RAK: Well, speaking of music you have an extensive sound archive of many Grateful Dead concerts, some of which have been released as bootlegs...

BEAR: Well, I don’t release them. I was creating a sonic field that the band was playing in. I sampled that sonic field and now I’ve got a signal and two wires. I put that signal out to the audience and it matched. So, I plugged a recorder in to sample that and I got what the audience got. I called that a sonic journal, it’s a diary.

The band and the record company and others have learned that I was there at the golden age of the Grateful Dead and that I was the only one whose recordings really sounded good. And so slowly and surely, they’re putting more and more [of these recordings] out. I have no control over them, except that they can’t alter them in any way.

RAK: Bear, you’ll be 75 in January. Do you still enjoy an altered headspace at your age?

BEAR: Are you kidding? Is the Pope Catholic? Are you asking me do I get high? Do I eat? Am I a meat eater? Do I like sex? Am I an artist? You can ask any of those things–I don’t know why you would.

Bear Owsley’s writings can still be found on his website: http://www.thebear.org/

Support The Owsley Stanley Foundation – a 501c(3) non-profit organization dedicated to the preservation of “Bear’s Sonic Journals,” Owsley’s archive of more than 1,300 live concert soundboard recordings from the 1960s, 1970s, and 1980s here: https://owsleystanleyfoundation.org
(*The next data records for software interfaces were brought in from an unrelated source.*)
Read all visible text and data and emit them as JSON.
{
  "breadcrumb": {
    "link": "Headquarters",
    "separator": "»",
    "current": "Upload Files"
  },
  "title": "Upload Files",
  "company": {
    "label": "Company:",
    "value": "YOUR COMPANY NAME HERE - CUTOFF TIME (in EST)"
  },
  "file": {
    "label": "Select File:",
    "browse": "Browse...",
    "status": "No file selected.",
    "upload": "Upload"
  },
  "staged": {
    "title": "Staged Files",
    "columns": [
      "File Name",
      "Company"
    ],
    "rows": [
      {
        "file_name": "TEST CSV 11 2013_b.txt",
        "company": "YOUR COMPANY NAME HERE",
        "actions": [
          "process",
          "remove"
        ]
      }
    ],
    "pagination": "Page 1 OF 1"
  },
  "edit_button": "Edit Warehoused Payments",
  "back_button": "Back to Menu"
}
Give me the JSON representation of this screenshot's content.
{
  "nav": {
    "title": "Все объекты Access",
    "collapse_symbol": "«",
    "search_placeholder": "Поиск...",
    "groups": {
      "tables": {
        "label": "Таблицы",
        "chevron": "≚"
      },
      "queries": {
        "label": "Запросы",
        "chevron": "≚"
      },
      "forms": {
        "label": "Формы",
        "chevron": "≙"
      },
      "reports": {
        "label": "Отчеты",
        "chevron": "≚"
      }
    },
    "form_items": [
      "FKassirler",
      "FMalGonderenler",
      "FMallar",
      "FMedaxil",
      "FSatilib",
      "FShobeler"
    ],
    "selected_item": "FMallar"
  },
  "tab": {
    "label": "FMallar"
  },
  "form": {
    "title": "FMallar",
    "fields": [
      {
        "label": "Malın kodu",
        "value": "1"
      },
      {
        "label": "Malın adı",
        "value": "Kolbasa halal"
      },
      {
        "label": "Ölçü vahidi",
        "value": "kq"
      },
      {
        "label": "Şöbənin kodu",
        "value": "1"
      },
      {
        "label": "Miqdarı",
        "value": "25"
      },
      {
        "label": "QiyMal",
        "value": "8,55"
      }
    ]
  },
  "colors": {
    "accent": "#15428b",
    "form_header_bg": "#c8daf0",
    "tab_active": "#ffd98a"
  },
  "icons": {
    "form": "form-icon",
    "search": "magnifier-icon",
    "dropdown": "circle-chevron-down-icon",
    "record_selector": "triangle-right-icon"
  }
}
Portions of this interview appear in the Bear Owsley free, non-commercial biography White Lightning, available for PDF download here.